Pastor Richie surprised us all when he pointed to his Year 1 teacher in the audience, Mrs Leanne Weir, who currently teaches Year 2. “This place is a spiritual, sacred place to me,” he said. “The goodness of God remains here. My prayer is for BAC to continue impacting young people’s lives. Not just in providing excellent education, but in introducing them to Jesus.... The secret to chaplaincy for me is what I learned here, and that's people.”

Mr Myers reminisced about the days he worked as a chaplain and, later, senior Bible teacher. Responsible for many spiritual programs over the years, he was always involved in setting up and pulling down the chairs and equipment in the very building we sat in today; back then brand-new and called the Student Centre.

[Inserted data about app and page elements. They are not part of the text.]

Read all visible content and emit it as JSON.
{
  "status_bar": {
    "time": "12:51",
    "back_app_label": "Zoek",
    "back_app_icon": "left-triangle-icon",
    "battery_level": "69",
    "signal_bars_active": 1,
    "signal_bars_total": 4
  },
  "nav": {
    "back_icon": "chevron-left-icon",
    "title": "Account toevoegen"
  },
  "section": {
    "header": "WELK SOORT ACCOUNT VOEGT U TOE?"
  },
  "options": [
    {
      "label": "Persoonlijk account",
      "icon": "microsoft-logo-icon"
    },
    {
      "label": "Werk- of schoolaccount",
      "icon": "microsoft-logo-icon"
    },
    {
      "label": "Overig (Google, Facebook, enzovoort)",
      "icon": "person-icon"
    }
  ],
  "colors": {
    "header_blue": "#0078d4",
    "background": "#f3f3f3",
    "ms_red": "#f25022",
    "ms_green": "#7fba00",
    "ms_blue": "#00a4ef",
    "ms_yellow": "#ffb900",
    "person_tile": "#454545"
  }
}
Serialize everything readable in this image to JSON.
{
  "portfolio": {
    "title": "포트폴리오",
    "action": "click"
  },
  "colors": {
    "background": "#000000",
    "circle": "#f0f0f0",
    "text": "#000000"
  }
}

Sanuka reflected upon his time at BAC and what he wanted his legacy to look like: “It’s the community here that I appreciate most. I hope that our work to set up the SRC this year will be our legacy—and that it lasts a very long time.”

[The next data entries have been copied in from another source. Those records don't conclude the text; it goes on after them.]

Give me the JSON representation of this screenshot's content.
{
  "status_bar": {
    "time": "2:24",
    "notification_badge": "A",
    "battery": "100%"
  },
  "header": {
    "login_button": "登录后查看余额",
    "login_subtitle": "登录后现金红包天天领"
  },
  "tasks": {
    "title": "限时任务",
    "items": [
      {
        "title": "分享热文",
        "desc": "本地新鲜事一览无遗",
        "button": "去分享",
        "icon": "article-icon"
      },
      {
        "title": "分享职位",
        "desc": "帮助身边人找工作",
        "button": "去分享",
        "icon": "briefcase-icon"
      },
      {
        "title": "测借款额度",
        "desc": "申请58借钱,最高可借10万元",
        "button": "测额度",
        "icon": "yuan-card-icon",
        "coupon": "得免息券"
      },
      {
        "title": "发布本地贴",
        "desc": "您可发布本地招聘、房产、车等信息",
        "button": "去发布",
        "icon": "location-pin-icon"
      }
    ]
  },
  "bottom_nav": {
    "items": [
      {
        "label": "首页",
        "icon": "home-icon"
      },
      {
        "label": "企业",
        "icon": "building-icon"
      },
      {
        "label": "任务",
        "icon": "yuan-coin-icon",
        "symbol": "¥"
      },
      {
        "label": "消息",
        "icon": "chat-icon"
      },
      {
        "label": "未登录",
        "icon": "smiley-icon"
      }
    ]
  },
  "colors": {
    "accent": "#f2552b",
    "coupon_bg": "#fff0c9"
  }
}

Mr Dever talked about what he valued most in his career as an educator: people. He then addressed the current student population, specifically: “You might think we only remember when you get in trouble, but the truth is that we love watching you grow.”

Secondary teacher and Head of Physical Education Mr Martin Rutkowski—a second-generation alumnus whose own children now attend the College—introduced guest speaker Mr Jack Ryan. Mr Rutkowski spoke of the leadership of his former principal when he himself was a student and later a teacher (2006-2014), and how he is now Education Director for Adventist Schools in South Queensland.

Mr Ryan spoke of ‘Plutarch’s Puzzle,' a dilemma posed by Plutarch about the stories of Theseus, a legendary hero from Greek mythology. As the story goes, the ship on which Theseus sailed had been storm-damaged and was in need of repair. After many days, Theseus's sailors had replaced every plank. Not one part of the original ship remained, from stern to bow. Plutarch’s Puzzle is this question: When Theseus and his men reach their destination, was the ship they were sailing the same one they set sail in? Or was it a new ship? Plutarch’s audience, many audiences since, and our audience today, considered what it is that creates 'identity.' He pointed out that so much of what BAC was like at the beginning has now developed and changed. So is it still the same school? Does an entity's identity consist of the pieces that it was made from, or is it the people and purpose through which it operates?

Mr Ryan then drew lessons from the great Steinbeck novel Of Mice and Men, which deals with questions of power. Through his story, he encouraged us to think of each person as a contributor to our BAC environment. For instance, our College needs the youngest and most senior members of our community, our students and teachers, our parents and staff... our cleaners and curriculum coordinators.

People and purpose constitute the identity of BAC. Every person who was ever part of our College contributes to who we are. We may have replaced the ‘boards’ many times (teachers, students, board members, principals, and parents, have come and then left), but 'we' are BAC and will always be BAC. “And it’s all because of the people who worked and learned here, and our purpose.”

We’d like to thank our guests today for joining us in commemorating this significant milestone.